__Required work__: Here the job is to retype the data word for word while leaving the pictures aside.

***** Information *****

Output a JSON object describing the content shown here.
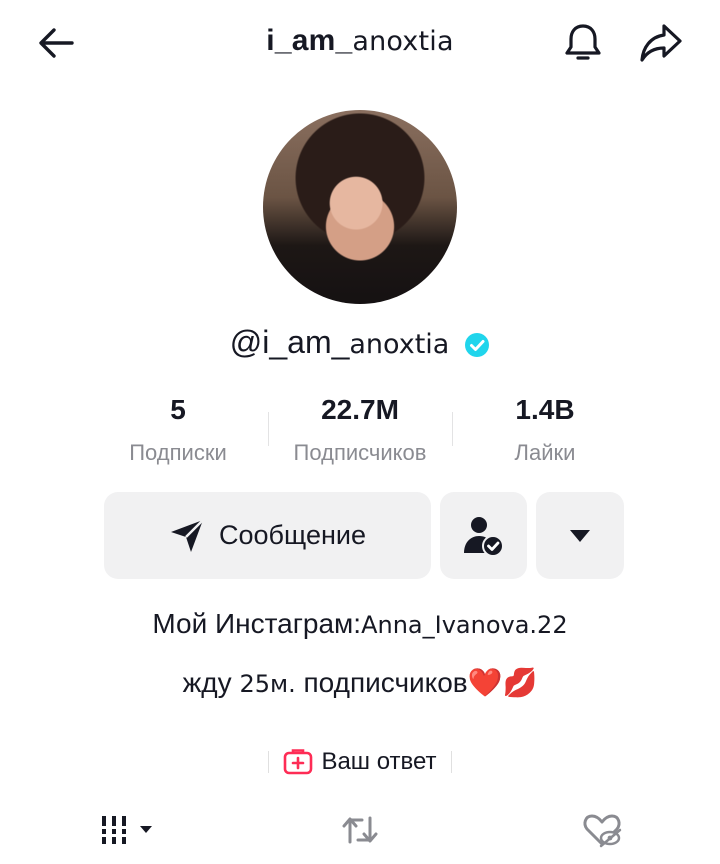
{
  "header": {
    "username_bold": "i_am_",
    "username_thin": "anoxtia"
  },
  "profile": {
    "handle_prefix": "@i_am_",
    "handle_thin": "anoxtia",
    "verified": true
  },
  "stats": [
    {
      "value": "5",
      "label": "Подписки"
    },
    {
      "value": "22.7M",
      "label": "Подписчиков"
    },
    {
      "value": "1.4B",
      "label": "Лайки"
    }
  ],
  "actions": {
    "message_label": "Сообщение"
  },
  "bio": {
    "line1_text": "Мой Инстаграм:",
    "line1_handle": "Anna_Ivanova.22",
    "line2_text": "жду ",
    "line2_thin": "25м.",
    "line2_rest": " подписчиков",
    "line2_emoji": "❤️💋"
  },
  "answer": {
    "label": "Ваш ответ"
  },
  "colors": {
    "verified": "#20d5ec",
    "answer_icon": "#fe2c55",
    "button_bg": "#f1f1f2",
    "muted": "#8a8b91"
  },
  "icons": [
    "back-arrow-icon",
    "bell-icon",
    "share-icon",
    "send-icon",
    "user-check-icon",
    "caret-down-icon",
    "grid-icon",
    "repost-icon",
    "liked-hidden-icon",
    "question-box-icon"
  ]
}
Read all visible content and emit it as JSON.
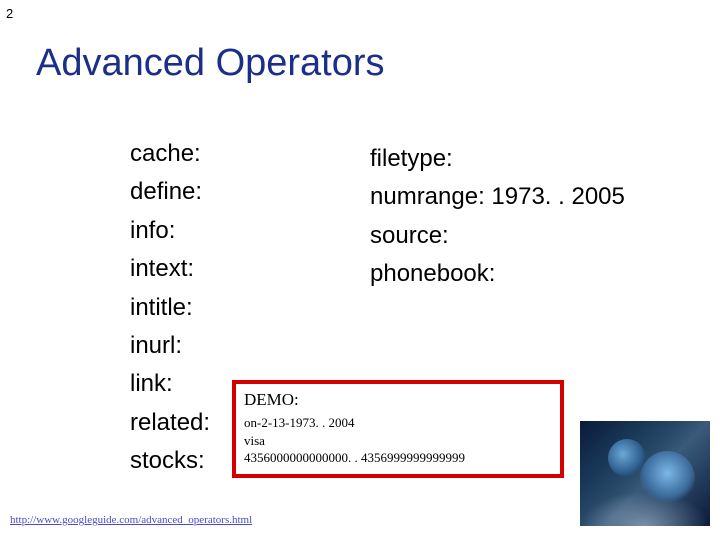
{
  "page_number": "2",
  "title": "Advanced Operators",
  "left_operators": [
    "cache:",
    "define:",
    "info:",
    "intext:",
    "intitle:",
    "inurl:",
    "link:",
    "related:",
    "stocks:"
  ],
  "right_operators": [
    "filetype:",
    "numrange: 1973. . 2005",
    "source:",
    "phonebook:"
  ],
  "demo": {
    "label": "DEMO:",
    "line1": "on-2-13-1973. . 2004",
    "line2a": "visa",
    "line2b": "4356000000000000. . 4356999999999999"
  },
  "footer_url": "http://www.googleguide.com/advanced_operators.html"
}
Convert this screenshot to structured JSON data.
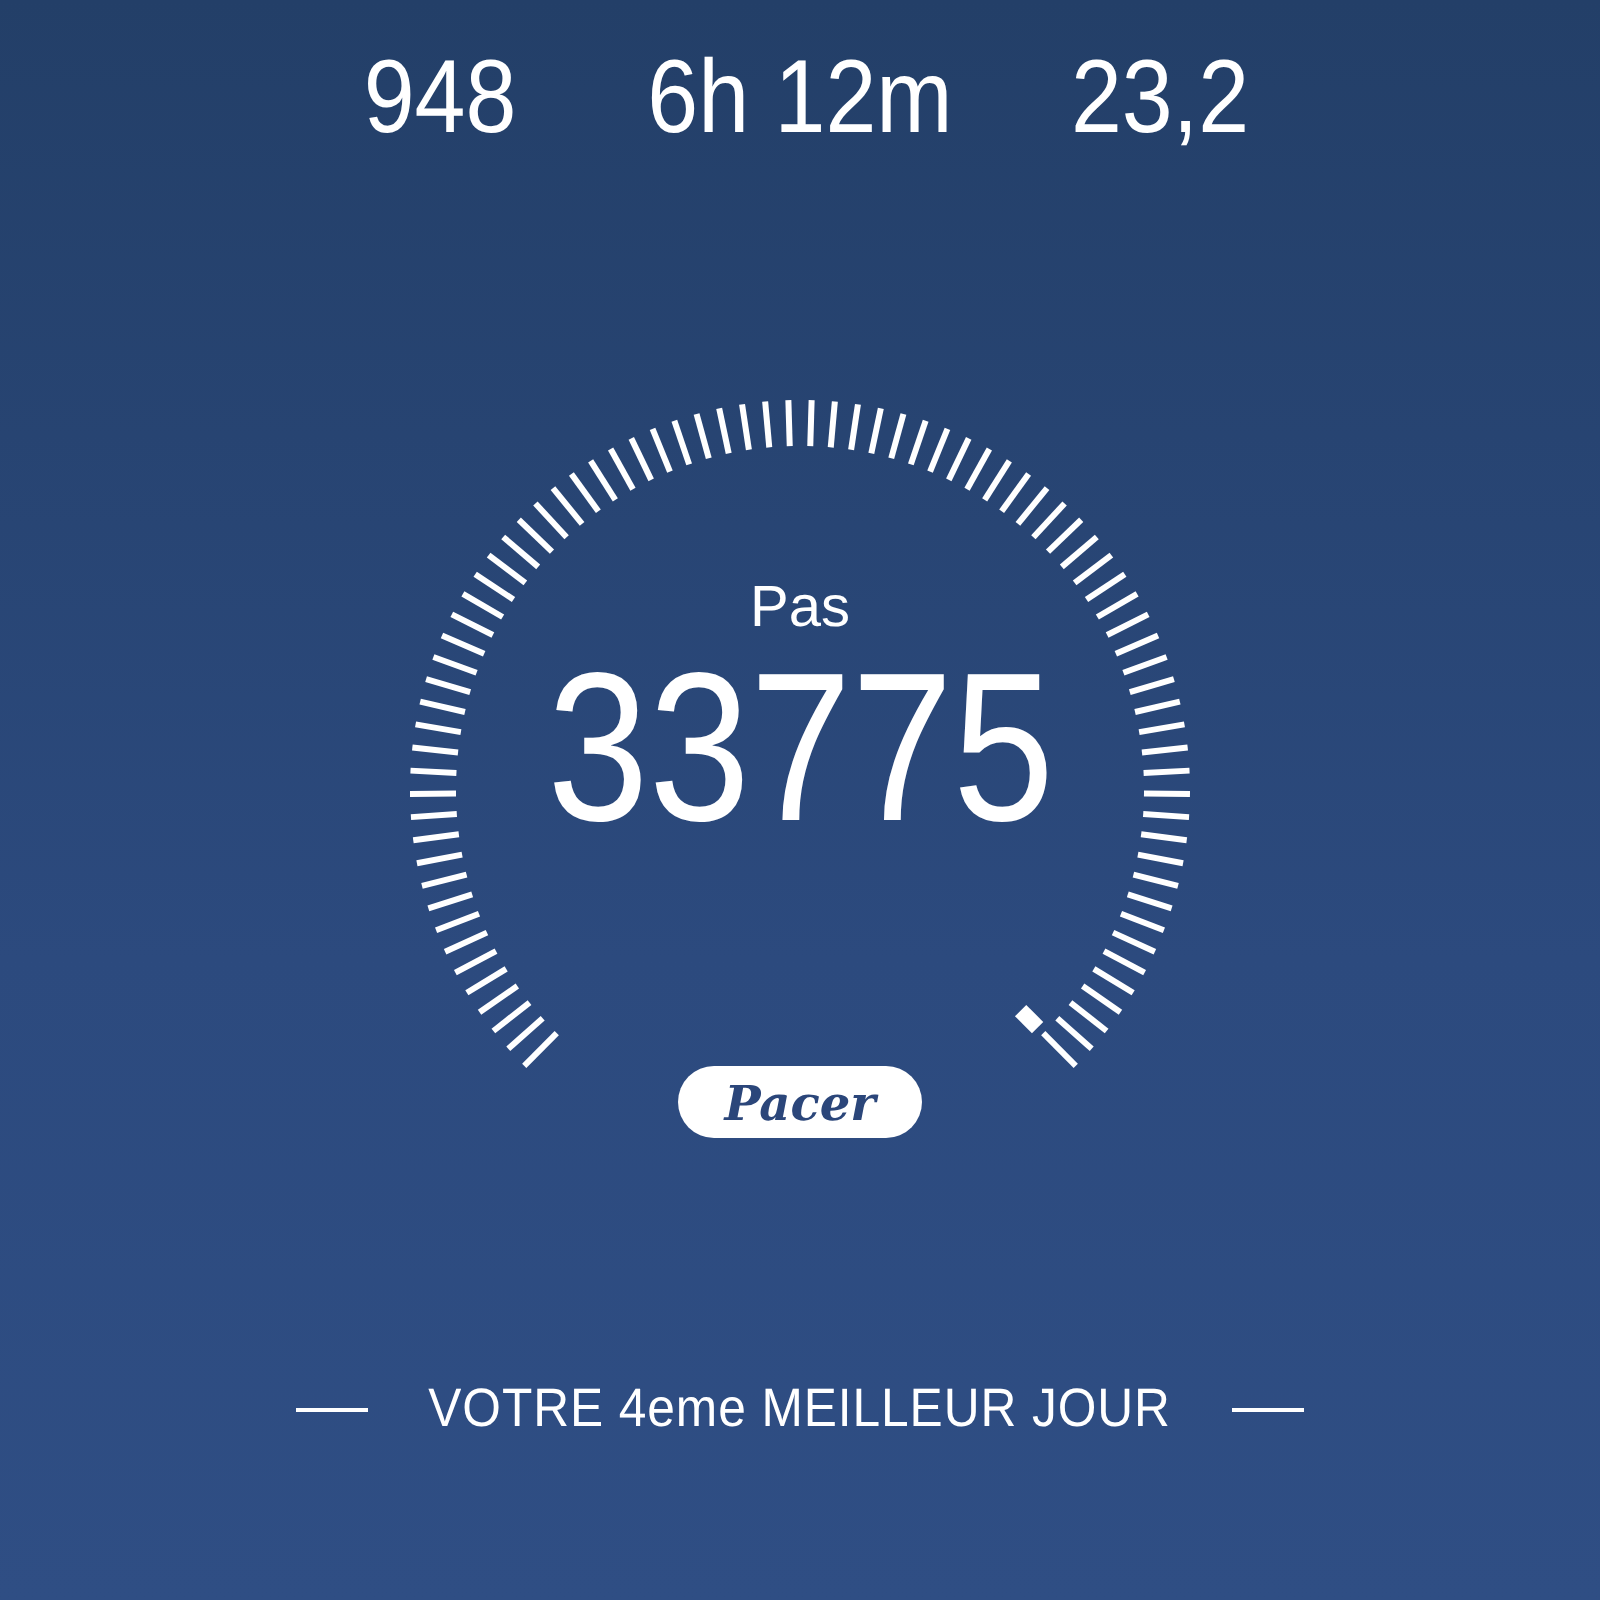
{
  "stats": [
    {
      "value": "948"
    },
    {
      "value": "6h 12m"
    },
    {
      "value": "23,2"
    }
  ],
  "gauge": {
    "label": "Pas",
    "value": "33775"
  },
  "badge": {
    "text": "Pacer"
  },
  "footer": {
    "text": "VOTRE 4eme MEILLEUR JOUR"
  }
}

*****

__Output of the task__:
Output a JSON object describing the content shown here.
{
  "header": {
    "username_bold": "i_am_",
    "username_thin": "anoxtia"
  },
  "profile": {
    "handle_prefix": "@i_am_",
    "handle_thin": "anoxtia",
    "verified": true
  },
  "stats": [
    {
      "value": "5",
      "label": "Подписки"
    },
    {
      "value": "22.7M",
      "label": "Подписчиков"
    },
    {
      "value": "1.4B",
      "label": "Лайки"
    }
  ],
  "actions": {
    "message_label": "Сообщение"
  },
  "bio": {
    "line1_text": "Мой Инстаграм:",
    "line1_handle": "Anna_Ivanova.22",
    "line2_text": "жду ",
    "line2_thin": "25м.",
    "line2_rest": " подписчиков",
    "line2_emoji": "❤️💋"
  },
  "answer": {
    "label": "Ваш ответ"
  },
  "colors": {
    "verified": "#20d5ec",
    "answer_icon": "#fe2c55",
    "button_bg": "#f1f1f2",
    "muted": "#8a8b91"
  },
  "icons": [
    "back-arrow-icon",
    "bell-icon",
    "share-icon",
    "send-icon",
    "user-check-icon",
    "caret-down-icon",
    "grid-icon",
    "repost-icon",
    "liked-hidden-icon",
    "question-box-icon"
  ]
}
Read all visible content and emit it as JSON.
{
  "page_number": "2",
  "title": "Advanced Operators",
  "left_operators": [
    "cache:",
    "define:",
    "info:",
    "intext:",
    "intitle:",
    "inurl:",
    "link:",
    "related:",
    "stocks:"
  ],
  "right_operators": [
    "filetype:",
    "numrange: 1973. . 2005",
    "source:",
    "phonebook:"
  ],
  "demo": {
    "label": "DEMO:",
    "line1": "on-2-13-1973. . 2004",
    "line2a": "visa",
    "line2b": "4356000000000000. . 4356999999999999"
  },
  "footer_url": "http://www.googleguide.com/advanced_operators.html"
}
Convert this screenshot to structured JSON data.
{
  "stats": [
    {
      "value": "948"
    },
    {
      "value": "6h 12m"
    },
    {
      "value": "23,2"
    }
  ],
  "gauge": {
    "label": "Pas",
    "value": "33775"
  },
  "badge": {
    "text": "Pacer"
  },
  "footer": {
    "text": "VOTRE 4eme MEILLEUR JOUR"
  }
}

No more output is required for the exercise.